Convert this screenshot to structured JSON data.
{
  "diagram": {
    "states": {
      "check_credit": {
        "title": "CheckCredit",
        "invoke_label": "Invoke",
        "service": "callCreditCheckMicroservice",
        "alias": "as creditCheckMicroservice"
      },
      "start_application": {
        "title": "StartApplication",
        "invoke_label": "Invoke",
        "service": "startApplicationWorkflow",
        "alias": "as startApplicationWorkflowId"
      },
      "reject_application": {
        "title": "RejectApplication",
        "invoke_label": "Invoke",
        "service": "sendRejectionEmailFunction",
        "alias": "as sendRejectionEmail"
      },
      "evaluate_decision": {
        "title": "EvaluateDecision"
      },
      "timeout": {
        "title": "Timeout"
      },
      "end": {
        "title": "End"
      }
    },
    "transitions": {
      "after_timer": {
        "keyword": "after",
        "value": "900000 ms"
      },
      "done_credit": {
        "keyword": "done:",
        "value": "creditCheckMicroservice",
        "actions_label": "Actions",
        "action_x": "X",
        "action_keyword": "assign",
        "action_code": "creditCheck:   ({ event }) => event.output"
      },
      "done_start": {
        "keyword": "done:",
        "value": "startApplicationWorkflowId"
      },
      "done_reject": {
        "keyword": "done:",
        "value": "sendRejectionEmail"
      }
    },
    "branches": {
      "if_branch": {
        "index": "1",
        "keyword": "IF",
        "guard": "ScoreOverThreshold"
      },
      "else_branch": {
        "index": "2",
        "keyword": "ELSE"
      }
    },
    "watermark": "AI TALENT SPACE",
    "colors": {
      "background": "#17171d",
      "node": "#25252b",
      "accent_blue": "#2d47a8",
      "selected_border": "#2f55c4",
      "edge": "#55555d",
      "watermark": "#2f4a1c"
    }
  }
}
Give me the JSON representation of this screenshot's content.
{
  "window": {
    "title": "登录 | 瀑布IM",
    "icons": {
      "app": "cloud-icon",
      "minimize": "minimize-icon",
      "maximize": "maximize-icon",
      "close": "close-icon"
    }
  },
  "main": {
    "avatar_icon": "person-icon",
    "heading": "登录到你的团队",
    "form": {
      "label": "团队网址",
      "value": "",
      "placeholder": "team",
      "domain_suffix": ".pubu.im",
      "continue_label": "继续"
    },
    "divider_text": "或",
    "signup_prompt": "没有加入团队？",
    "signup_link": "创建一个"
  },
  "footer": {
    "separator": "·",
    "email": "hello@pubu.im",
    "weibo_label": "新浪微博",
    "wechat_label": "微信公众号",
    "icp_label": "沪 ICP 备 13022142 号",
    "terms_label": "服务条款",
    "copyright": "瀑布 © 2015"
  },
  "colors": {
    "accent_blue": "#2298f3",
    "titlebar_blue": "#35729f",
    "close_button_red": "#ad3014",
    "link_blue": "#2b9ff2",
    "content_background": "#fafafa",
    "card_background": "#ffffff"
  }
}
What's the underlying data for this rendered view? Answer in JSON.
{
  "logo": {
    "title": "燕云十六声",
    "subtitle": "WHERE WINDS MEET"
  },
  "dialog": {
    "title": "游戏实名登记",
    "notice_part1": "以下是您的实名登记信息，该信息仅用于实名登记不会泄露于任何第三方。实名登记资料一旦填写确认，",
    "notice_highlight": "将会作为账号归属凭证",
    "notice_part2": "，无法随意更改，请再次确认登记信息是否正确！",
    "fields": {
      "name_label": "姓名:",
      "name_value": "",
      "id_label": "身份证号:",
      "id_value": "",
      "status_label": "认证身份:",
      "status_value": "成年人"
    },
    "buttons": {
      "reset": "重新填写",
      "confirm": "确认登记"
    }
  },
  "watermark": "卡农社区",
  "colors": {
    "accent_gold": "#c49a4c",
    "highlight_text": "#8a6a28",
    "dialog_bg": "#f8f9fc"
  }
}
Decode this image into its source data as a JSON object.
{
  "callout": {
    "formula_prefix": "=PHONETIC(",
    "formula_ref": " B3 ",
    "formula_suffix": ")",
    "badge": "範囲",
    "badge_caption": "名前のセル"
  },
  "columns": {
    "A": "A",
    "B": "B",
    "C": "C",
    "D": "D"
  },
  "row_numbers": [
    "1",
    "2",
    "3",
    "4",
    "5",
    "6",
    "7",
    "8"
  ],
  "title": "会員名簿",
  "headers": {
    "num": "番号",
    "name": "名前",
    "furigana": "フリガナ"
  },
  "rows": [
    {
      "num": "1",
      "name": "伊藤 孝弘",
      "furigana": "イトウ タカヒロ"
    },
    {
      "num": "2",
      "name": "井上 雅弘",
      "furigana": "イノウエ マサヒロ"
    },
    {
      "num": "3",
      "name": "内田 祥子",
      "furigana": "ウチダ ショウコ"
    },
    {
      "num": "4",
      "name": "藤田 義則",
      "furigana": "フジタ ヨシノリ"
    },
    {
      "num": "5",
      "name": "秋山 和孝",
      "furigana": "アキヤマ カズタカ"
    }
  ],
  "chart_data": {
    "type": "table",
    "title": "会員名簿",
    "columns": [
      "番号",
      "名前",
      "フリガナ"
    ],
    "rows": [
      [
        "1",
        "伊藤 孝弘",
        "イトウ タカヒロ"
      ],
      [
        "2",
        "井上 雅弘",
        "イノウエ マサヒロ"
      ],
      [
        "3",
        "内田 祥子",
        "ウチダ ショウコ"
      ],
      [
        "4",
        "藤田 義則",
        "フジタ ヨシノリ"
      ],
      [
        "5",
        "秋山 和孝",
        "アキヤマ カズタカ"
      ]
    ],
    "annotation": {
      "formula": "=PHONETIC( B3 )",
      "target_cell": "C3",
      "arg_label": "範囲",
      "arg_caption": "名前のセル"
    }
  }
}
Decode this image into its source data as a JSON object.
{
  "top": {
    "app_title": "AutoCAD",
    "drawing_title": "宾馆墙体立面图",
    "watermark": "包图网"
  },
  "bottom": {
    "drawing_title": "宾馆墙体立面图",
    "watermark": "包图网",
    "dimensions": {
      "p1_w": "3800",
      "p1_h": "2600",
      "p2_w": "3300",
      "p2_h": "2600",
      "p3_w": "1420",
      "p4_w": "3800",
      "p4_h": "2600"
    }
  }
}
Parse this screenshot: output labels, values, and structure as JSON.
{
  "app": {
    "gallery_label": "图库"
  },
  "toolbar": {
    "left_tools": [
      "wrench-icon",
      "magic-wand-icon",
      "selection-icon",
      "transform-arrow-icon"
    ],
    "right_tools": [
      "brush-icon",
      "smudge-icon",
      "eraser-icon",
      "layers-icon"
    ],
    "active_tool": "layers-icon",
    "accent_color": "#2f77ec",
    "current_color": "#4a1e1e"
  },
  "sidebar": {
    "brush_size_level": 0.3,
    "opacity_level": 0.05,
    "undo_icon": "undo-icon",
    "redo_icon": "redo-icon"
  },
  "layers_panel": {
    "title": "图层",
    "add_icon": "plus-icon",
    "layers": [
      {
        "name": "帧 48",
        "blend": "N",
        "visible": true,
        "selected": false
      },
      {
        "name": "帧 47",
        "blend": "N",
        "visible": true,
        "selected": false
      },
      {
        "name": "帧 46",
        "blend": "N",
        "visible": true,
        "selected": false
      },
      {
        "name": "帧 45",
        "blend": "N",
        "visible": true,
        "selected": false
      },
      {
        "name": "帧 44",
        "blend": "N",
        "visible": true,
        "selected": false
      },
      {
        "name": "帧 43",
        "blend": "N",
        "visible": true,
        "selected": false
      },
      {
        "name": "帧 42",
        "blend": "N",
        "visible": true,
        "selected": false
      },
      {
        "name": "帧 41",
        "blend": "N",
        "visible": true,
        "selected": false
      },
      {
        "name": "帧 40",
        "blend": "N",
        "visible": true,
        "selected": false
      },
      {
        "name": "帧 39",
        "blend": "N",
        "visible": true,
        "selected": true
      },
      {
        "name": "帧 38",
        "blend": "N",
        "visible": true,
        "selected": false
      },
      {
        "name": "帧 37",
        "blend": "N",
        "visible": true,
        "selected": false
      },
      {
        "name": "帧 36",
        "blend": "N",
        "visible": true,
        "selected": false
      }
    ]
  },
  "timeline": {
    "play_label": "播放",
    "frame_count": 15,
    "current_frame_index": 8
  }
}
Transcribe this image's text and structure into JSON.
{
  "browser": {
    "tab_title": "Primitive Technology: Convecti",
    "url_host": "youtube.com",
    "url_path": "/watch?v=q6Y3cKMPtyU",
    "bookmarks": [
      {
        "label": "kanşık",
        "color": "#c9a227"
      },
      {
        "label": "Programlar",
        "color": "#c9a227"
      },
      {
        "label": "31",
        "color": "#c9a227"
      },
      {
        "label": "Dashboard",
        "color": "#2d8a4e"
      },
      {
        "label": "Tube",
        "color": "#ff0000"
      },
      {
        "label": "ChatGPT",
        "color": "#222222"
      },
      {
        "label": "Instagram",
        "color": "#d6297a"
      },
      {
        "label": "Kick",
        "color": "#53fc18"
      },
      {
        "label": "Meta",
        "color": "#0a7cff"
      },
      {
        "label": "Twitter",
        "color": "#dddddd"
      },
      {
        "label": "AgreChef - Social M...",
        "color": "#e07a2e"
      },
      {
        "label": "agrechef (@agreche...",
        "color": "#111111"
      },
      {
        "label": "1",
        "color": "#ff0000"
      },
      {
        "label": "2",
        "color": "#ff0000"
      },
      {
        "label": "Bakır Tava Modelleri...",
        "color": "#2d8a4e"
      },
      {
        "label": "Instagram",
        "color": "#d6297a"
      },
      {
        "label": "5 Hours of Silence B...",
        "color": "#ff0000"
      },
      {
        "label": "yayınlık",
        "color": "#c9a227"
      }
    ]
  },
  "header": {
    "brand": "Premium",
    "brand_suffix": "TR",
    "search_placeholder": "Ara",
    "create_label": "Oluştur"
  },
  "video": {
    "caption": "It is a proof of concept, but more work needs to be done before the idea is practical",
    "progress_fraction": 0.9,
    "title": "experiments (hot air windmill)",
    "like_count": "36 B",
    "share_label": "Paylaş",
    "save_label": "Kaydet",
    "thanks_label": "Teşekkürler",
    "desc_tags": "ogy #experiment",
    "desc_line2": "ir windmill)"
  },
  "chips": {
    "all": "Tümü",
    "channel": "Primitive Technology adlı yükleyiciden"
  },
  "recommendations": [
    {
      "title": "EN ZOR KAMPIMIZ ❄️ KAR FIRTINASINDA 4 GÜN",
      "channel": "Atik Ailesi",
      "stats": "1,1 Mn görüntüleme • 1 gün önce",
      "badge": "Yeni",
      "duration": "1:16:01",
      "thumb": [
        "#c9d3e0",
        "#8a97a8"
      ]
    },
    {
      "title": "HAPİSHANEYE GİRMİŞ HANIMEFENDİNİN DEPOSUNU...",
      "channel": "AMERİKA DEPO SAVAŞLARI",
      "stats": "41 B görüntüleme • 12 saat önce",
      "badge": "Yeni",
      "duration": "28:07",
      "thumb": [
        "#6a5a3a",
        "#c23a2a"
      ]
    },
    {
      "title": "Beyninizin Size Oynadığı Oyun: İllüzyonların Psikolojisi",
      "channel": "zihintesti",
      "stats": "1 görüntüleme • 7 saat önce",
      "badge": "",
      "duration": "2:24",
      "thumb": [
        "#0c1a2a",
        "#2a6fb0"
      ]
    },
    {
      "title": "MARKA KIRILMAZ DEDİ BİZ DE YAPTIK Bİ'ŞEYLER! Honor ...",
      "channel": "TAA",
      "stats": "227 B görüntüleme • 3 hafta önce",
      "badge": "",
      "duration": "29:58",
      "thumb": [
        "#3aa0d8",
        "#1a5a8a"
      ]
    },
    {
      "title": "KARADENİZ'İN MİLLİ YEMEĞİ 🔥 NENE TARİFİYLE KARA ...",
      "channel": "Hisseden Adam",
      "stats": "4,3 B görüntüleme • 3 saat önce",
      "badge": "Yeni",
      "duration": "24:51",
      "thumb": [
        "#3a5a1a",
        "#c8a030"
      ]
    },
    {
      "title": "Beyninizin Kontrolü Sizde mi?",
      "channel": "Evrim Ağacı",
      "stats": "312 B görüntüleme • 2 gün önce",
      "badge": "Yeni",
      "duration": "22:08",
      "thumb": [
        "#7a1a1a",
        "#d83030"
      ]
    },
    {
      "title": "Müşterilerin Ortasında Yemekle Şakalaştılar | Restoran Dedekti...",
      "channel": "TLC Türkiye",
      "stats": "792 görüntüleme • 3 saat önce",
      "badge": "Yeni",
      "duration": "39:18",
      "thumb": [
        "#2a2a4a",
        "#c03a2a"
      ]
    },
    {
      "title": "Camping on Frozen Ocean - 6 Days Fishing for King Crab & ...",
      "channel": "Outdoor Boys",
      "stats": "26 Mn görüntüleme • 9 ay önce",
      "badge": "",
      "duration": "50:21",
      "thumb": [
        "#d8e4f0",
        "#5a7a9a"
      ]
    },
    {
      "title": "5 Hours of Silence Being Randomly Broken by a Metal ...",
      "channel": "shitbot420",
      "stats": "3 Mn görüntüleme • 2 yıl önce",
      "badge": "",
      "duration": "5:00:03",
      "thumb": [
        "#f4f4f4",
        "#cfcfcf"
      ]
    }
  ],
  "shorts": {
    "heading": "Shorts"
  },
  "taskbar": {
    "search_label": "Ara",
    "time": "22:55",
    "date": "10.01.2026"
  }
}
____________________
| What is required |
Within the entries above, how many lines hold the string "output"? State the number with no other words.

| Written answer |
2